● **Your task**:
The required result is a line count: how many lines in this data hold the word "JSON". Give only that.

● **Element data from apps and pages**:
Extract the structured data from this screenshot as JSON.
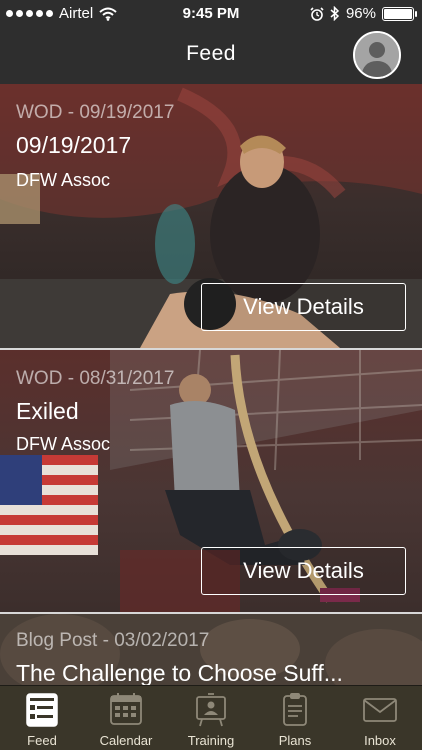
{
  "status_bar": {
    "carrier": "Airtel",
    "time": "9:45 PM",
    "battery": "96%",
    "battery_level": 0.96
  },
  "header": {
    "title": "Feed",
    "avatar_icon": "user-avatar-icon"
  },
  "feed": {
    "cards": [
      {
        "meta": "WOD - 09/19/2017",
        "title": "09/19/2017",
        "org": "DFW Assoc",
        "button": "View Details"
      },
      {
        "meta": "WOD - 08/31/2017",
        "title": "Exiled",
        "org": "DFW Assoc",
        "button": "View Details"
      },
      {
        "meta": "Blog Post - 03/02/2017",
        "title": "The Challenge to Choose Suff..."
      }
    ]
  },
  "tabbar": {
    "tabs": [
      {
        "label": "Feed",
        "icon": "feed-icon",
        "selected": true
      },
      {
        "label": "Calendar",
        "icon": "calendar-icon"
      },
      {
        "label": "Training",
        "icon": "training-icon"
      },
      {
        "label": "Plans",
        "icon": "plans-icon"
      },
      {
        "label": "Inbox",
        "icon": "inbox-icon"
      }
    ]
  }
}
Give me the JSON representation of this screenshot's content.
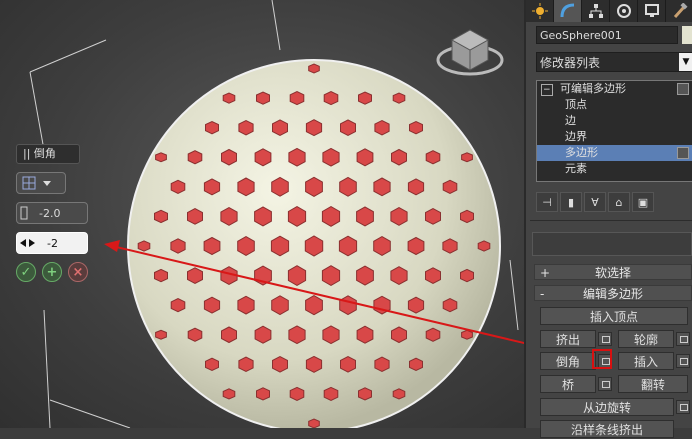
{
  "caddy": {
    "title": "|| 倒角",
    "value1": "-2.0",
    "value2": "-2"
  },
  "panel": {
    "object_name": "GeoSphere001",
    "modifier_list": "修改器列表",
    "stack": [
      "可编辑多边形",
      "顶点",
      "边",
      "边界",
      "多边形",
      "元素"
    ],
    "rollouts": {
      "soft_select": "软选择",
      "edit_poly": "编辑多边形",
      "soft_pm": "+",
      "edit_pm": "-"
    },
    "buttons": {
      "insert_vertex": "插入顶点",
      "extrude": "挤出",
      "outline": "轮廓",
      "bevel": "倒角",
      "inset": "插入",
      "bridge": "桥",
      "flip": "翻转",
      "hinge": "从边旋转",
      "extrude_spline": "沿样条线挤出"
    }
  },
  "colors": {
    "sphere": "#e4e4cf",
    "hole": "#d84848",
    "arrow": "#d81818",
    "selection": "#5b7fb5"
  }
}
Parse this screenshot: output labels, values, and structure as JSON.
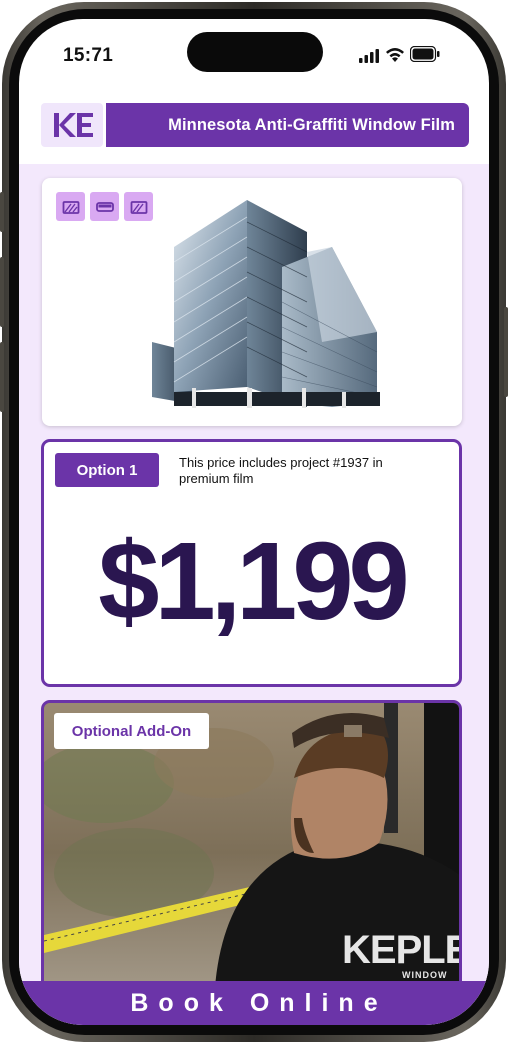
{
  "status_bar": {
    "time": "15:71",
    "icons": [
      "signal-icon",
      "wifi-icon",
      "battery-icon"
    ]
  },
  "header": {
    "logo": "KE",
    "title": "Minnesota Anti-Graffiti Window Film"
  },
  "product_card": {
    "icons": [
      "window-film-icon",
      "tint-icon",
      "window-film-icon"
    ]
  },
  "price_card": {
    "option_label": "Option 1",
    "description": "This price includes project #1937 in premium film",
    "price": "$1,199"
  },
  "addon_card": {
    "label": "Optional Add-On",
    "shirt_text": "KEPLE",
    "shirt_subtext": "WINDOW"
  },
  "cta": {
    "label": "Book Online"
  },
  "colors": {
    "brand_purple": "#6b34a8",
    "price_text": "#2a1650",
    "icon_tile": "#d9a9f2",
    "background": "#f3e8fc"
  }
}
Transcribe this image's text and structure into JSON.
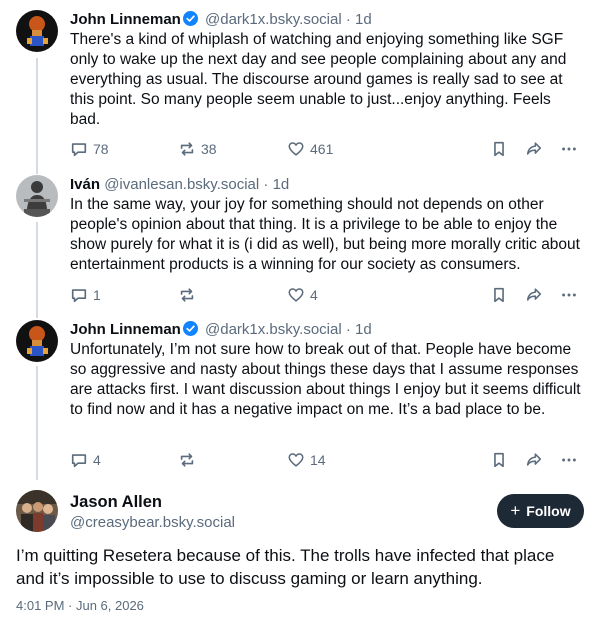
{
  "posts": [
    {
      "name": "John Linneman",
      "verified": true,
      "handle": "@dark1x.bsky.social",
      "separator": "·",
      "time": "1d",
      "text": "There's a kind of whiplash of watching and enjoying something like SGF only to wake up the next day and see people complaining about any and everything as usual. The discourse around games is really sad to see at this point. So many people seem unable to just...enjoy anything. Feels bad.",
      "replies": "78",
      "reposts": "38",
      "likes": "461"
    },
    {
      "name": "Iván",
      "verified": false,
      "handle": "@ivanlesan.bsky.social",
      "separator": "·",
      "time": "1d",
      "text": "In the same way, your joy for something should not depends on other people's opinion about that thing. It is a privilege to be able to enjoy the show purely for what it is (i did as well), but being more morally critic about entertainment products is a winning for our society as consumers.",
      "replies": "1",
      "reposts": "",
      "likes": "4"
    },
    {
      "name": "John Linneman",
      "verified": true,
      "handle": "@dark1x.bsky.social",
      "separator": "·",
      "time": "1d",
      "text": "Unfortunately, I’m not sure how to break out of that. People have become so aggressive and nasty about things these days that I assume responses are attacks first. I want discussion about things I enjoy but it seems difficult to find now and it has a negative impact on me. It’s a bad place to be.",
      "replies": "4",
      "reposts": "",
      "likes": "14"
    }
  ],
  "main_post": {
    "name": "Jason Allen",
    "handle": "@creasybear.bsky.social",
    "follow_label": "Follow",
    "follow_icon": "+",
    "text": "I’m quitting Resetera because of this. The trolls have infected that place and it’s impossible to use to discuss gaming or learn anything.",
    "date": "4:01 PM · Jun 6, 2026"
  },
  "colors": {
    "accent": "#1083fe",
    "muted": "#5b6b7c",
    "thread_line": "#d4dbe2",
    "follow_bg": "#1e2936"
  }
}
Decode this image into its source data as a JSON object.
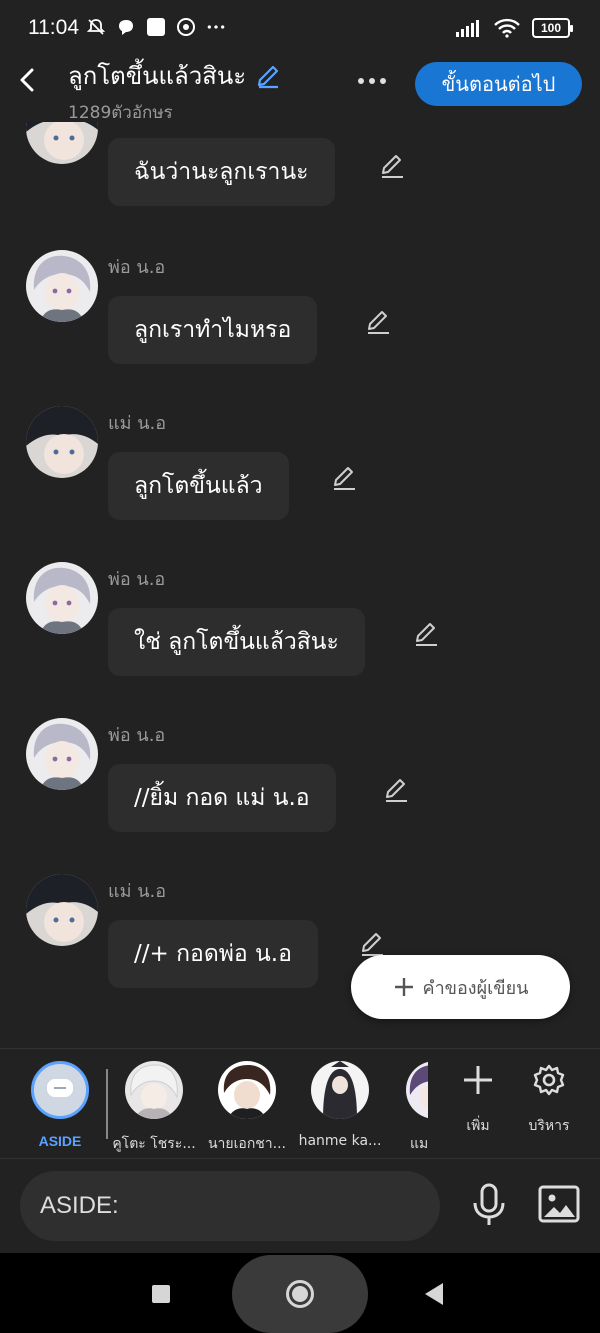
{
  "status": {
    "time": "11:04",
    "battery": "100",
    "icons_left": [
      "mute-icon",
      "chat-bubble-icon",
      "square-app-icon",
      "chrome-icon",
      "more-dots-icon"
    ],
    "icons_right": [
      "signal-icon",
      "wifi-icon",
      "battery-icon"
    ]
  },
  "header": {
    "title": "ลูกโตขึ้นแล้วสินะ",
    "char_count": "1289ตัวอักษร",
    "next_label": "ขั้นตอนต่อไป",
    "accent": "#1976d2"
  },
  "messages": [
    {
      "sender": "",
      "text": "ฉันว่านะลูกเรานะ",
      "avatar": "dark-hair"
    },
    {
      "sender": "พ่อ น.อ",
      "text": "ลูกเราทำไมหรอ",
      "avatar": "silver-hair"
    },
    {
      "sender": "แม่ น.อ",
      "text": "ลูกโตขึ้นแล้ว",
      "avatar": "dark-hair"
    },
    {
      "sender": "พ่อ น.อ",
      "text": "ใช่ ลูกโตขึ้นแล้วสินะ",
      "avatar": "silver-hair"
    },
    {
      "sender": "พ่อ น.อ",
      "text": "//ยิ้ม กอด แม่ น.อ",
      "avatar": "silver-hair"
    },
    {
      "sender": "แม่ น.อ",
      "text": "//+ กอดพ่อ น.อ",
      "avatar": "dark-hair"
    }
  ],
  "author_button": "คำของผู้เขียน",
  "characters": {
    "aside": "ASIDE",
    "list": [
      {
        "name": "คูโตะ โชระ...",
        "avatar": "white-hair"
      },
      {
        "name": "นายเอกชา...",
        "avatar": "brown-hair"
      },
      {
        "name": "hanme ka...",
        "avatar": "dark-robe"
      },
      {
        "name": "แม",
        "avatar": "purple-hair"
      }
    ],
    "add_label": "เพิ่ม",
    "manage_label": "บริหาร"
  },
  "input": {
    "value": "ASIDE:"
  }
}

● **Solution to this problem**:
5